### Activity
Copy each line of the records that holds the string "this".

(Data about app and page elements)
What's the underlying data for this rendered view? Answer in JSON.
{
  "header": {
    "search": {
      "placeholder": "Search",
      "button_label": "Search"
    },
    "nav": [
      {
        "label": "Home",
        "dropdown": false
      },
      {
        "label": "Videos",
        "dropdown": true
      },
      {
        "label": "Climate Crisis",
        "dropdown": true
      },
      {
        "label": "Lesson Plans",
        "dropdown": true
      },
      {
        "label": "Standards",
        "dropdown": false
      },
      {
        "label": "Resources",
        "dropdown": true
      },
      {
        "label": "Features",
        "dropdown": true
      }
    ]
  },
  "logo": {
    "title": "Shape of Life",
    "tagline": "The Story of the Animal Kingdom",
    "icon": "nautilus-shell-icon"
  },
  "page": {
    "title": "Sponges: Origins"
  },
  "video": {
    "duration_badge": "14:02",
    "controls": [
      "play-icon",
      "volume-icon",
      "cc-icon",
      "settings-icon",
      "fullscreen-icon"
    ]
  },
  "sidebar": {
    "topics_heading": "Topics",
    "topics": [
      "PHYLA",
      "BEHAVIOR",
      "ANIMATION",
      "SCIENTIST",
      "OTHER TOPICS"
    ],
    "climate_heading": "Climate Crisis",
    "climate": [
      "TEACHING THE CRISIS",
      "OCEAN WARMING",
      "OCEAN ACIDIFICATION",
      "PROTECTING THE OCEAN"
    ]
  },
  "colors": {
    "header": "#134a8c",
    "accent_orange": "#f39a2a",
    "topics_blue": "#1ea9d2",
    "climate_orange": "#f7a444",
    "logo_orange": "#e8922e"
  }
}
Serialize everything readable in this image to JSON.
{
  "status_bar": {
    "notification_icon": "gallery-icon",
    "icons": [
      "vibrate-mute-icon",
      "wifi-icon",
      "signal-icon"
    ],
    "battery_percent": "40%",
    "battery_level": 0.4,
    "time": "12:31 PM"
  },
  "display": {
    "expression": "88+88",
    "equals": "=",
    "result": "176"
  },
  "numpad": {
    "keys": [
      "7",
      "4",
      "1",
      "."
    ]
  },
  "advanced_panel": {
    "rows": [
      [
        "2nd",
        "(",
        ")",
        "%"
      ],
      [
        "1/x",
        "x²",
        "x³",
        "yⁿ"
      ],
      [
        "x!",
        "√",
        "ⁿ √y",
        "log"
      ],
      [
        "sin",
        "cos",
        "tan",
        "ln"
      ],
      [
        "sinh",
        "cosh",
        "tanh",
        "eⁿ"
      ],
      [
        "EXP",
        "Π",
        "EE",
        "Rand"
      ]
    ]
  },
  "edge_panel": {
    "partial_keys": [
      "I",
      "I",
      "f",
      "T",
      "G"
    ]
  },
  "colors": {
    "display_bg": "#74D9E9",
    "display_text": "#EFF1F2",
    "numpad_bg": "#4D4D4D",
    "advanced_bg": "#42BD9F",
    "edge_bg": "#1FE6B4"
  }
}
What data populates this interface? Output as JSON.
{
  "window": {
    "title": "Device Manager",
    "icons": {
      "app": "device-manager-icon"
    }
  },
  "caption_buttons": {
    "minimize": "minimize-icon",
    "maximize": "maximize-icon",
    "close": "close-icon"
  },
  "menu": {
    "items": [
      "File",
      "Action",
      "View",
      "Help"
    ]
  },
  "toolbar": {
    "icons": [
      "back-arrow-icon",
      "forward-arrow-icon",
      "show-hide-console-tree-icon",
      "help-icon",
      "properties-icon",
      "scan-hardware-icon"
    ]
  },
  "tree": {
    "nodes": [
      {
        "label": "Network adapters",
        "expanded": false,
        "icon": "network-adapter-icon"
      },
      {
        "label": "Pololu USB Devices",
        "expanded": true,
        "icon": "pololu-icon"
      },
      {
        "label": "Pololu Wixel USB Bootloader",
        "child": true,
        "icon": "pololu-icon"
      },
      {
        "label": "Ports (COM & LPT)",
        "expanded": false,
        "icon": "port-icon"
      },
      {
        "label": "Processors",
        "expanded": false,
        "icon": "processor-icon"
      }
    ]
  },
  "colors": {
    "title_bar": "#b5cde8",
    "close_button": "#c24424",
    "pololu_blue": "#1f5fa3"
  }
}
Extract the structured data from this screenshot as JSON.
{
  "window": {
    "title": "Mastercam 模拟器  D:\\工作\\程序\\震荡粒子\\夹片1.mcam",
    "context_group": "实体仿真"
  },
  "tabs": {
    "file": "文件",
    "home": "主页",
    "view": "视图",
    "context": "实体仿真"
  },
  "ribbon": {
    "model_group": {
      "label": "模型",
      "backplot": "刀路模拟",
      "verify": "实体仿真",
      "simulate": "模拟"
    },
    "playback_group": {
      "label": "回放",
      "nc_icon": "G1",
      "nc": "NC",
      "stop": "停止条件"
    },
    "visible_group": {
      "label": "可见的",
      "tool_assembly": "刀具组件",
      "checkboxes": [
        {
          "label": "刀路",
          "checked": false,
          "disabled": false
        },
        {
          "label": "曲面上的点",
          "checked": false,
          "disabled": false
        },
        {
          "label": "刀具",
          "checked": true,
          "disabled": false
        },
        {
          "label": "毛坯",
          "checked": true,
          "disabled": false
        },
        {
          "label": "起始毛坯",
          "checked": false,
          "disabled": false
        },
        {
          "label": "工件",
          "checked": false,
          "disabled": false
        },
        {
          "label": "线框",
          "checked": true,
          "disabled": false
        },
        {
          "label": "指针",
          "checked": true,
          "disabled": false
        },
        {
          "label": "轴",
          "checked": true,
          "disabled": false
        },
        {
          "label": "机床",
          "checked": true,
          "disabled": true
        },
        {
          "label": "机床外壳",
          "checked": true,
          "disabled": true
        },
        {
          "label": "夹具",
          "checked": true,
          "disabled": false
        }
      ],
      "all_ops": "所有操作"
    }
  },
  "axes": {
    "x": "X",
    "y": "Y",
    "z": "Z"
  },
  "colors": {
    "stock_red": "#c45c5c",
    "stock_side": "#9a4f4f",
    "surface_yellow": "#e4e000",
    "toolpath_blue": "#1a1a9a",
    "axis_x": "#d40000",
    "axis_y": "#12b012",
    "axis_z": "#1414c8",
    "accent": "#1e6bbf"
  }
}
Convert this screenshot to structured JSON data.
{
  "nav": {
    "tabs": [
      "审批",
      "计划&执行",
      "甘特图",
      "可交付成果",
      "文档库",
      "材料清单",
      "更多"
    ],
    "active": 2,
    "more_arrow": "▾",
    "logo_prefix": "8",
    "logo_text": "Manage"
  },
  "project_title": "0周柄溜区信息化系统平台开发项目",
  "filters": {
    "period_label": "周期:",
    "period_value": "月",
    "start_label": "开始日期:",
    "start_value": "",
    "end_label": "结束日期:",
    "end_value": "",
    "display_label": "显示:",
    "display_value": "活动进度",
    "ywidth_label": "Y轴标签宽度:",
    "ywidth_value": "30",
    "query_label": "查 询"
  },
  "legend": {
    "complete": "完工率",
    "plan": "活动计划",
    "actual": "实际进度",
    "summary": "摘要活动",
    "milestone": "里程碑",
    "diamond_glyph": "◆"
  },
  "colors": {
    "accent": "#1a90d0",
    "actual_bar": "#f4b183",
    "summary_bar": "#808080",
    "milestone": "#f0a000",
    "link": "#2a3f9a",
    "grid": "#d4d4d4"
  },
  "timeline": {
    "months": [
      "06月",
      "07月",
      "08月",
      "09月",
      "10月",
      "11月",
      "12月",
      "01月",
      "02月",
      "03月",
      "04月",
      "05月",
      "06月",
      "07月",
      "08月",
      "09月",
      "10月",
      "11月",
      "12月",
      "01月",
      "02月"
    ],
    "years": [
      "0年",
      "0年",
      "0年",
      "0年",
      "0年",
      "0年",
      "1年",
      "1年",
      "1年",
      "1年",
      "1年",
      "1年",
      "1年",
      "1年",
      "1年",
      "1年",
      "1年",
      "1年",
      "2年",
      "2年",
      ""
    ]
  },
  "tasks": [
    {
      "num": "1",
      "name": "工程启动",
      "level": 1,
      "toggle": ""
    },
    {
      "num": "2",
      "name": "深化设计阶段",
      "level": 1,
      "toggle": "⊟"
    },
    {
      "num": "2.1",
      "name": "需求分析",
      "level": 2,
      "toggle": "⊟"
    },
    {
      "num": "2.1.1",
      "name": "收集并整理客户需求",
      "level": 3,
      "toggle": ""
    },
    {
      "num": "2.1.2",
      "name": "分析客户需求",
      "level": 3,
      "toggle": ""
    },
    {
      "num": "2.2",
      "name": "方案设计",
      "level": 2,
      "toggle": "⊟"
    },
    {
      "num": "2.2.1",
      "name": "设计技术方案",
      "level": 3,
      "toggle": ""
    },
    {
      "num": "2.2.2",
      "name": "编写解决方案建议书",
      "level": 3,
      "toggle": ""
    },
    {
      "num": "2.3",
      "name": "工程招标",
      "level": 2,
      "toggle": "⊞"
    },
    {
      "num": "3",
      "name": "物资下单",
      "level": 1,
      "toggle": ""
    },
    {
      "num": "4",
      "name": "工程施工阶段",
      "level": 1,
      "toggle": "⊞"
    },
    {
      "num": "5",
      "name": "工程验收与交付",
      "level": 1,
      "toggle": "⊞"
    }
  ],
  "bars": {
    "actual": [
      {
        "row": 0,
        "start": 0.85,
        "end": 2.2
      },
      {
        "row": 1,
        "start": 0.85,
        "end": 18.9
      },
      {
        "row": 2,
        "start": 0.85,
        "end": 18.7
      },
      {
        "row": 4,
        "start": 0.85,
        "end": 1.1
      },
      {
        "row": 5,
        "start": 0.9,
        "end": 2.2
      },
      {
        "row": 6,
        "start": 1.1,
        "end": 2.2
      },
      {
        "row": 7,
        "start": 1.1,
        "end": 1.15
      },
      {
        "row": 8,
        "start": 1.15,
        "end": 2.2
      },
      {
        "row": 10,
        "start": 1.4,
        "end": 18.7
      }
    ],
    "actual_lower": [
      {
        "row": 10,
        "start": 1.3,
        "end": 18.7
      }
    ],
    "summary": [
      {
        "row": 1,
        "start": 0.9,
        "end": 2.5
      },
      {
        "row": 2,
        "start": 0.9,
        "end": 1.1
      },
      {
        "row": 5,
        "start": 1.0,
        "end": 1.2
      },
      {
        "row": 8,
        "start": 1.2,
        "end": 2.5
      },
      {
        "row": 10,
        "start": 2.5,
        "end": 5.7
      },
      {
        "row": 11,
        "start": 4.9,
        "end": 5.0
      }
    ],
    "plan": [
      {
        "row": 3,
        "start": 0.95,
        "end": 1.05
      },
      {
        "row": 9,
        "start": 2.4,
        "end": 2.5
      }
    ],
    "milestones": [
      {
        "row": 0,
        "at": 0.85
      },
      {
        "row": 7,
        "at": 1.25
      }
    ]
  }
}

### Exercise response
What's the underlying data for this rendered view? Answer in JSON.
Serialize everything readable in this image to JSON.
What data populates this interface? Output as JSON.
Extract the structured data from this screenshot as JSON.
Convert this screenshot to structured JSON data.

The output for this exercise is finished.